> Exercise aim: Please copy out each line of the entries in which "icon" appears.

Segment Open

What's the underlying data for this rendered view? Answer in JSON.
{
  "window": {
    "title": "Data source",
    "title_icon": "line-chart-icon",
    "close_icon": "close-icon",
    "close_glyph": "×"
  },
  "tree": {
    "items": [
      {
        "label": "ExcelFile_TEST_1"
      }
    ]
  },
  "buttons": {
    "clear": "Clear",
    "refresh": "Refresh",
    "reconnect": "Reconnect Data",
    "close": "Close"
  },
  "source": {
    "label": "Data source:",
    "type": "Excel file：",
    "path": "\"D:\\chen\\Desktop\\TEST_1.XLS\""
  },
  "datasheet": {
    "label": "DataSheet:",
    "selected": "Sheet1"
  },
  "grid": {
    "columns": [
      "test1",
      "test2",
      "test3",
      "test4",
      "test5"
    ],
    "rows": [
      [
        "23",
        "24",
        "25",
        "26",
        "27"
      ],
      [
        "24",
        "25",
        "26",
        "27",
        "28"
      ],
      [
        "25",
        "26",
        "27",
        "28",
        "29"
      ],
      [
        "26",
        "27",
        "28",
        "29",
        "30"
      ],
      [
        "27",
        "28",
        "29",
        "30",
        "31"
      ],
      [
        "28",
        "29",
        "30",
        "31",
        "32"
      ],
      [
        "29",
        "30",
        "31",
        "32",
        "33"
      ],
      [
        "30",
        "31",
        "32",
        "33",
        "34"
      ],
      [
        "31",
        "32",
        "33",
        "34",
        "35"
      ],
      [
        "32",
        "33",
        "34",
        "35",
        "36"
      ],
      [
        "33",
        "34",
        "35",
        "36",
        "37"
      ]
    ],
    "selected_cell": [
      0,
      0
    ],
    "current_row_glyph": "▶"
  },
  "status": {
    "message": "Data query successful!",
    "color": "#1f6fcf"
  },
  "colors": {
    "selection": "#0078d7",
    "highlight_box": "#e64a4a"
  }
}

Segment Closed

> Solution:
    "title_icon": "line-chart-icon",
    "close_icon": "close-icon",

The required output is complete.